The sign at the juncture warns that Shoemaker Canyon Road is "Not a Through Street"—and true to its word, we hit a locked gate where the pavement ended and parked our cars in the dirt turnout. 

This area of the San Gabriel Mountains is part of what was designated in 1984 as wilderness area to preserve bighorn sheep—the Sheep Mountain Wilderness area. 

But before conservationists got ahold of it, the Los Angeles County road division set its sights on it for an entirely different purpose. 

They were going to blast through the middle of nowhere to create an evacuation route that connected LA with Largo Vista in the Antelope Valley

It was during the height of the U.S. Cold War effort to prepare in case of a nuclear bomb attack—which might explain why Shoemaker Canyon Road is sometimes called "Armageddon Highway." 

Work on the civil defense project, which was supposed to extend for 25 miles, started in 1956. But by the time construction officially stopped in 1969, only about 4 miles of it had been finished.

Creating all those road cuts through solid rock proved to be too expensive after county budget cuts—and because much of the work on this dangerous terrain was being done by unskilled inmates from the county sheriff's Detention Camp 14, progress was slow-going. 

Over the course of its 16 years of construction, the Department of Corrections' involvement in Shoemaker Canyon Road earned it the nickname "Convict Road." 

In the end, what probably doomed the project was how the interest in civil defense programs (like fallout shelters and such) waned during the Nixon administration—though it would be another 20 years before the "official" end of the Cold War and the fall of the Berlin wall. 

There were two tunnels completed between 1956 and 1969...

...the first as early as 1961. 

Both tunnels are similar in construction...

...including interlocking steel beams and raw, blasted-through rock...

...although the first one is longer than the second. 

Taggers have made their mark on both abandoned tunnels, as taggers do. 

The path to the second tunnel was never bridged... to get to it, we had to trudge along a horseshoe-shaped curve on foot. 

This later tunnel, circa 1964, marks the end of the hike...

...but of course we couldn't turn around before walking through to the very end. 

The second tunnel appears to be more unfinished than its predecessor, with rebar holding in some exposed piles of rocks and cinder blocks. 

It was cool and breezy in those tunnels—not dark enough for a flashlight or headlamp, but sheltered enough to make us feel like we were underground, though we could see daylight at both ends. 

The completionist in me was relieved to see everything there was to see, especially considering I hadn't been sure I could even make it to the first tunnel. 

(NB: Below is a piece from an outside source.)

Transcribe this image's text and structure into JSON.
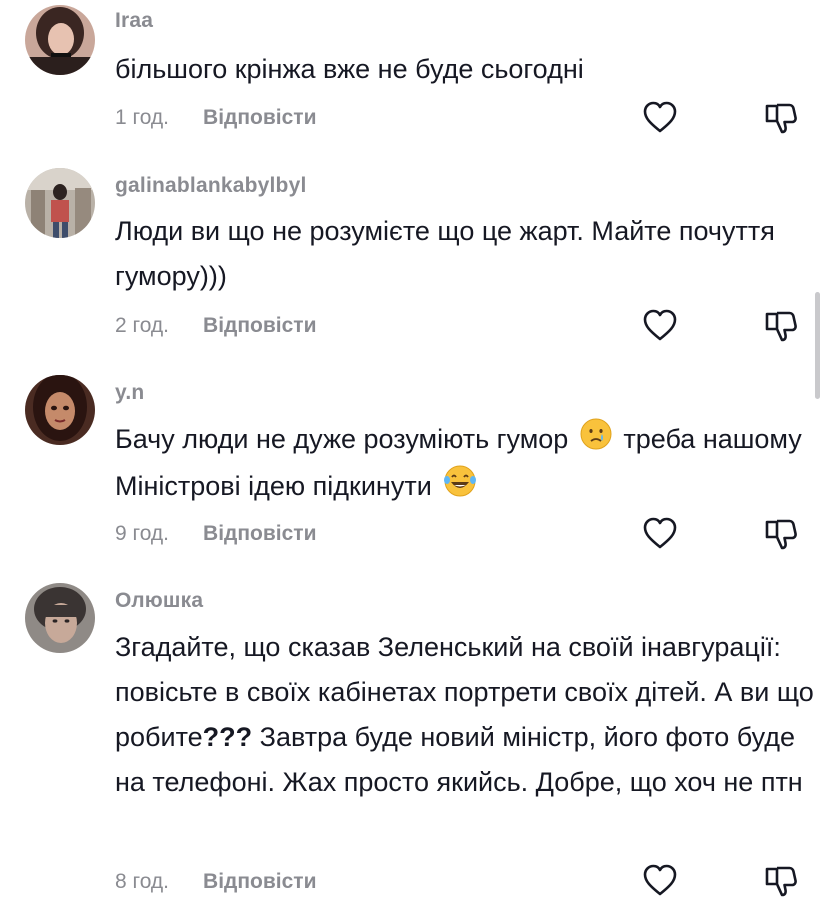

But as soon as we hit the wilderness on the other side, where the road just kind of ends unceremoniously, I knew we still had to double-back and retrace our steps back to our cars. 

It was discouraging to have such a hard time on what would be widely considered a relatively easy hike. But if I never hike again, I'm glad that this will have been my last.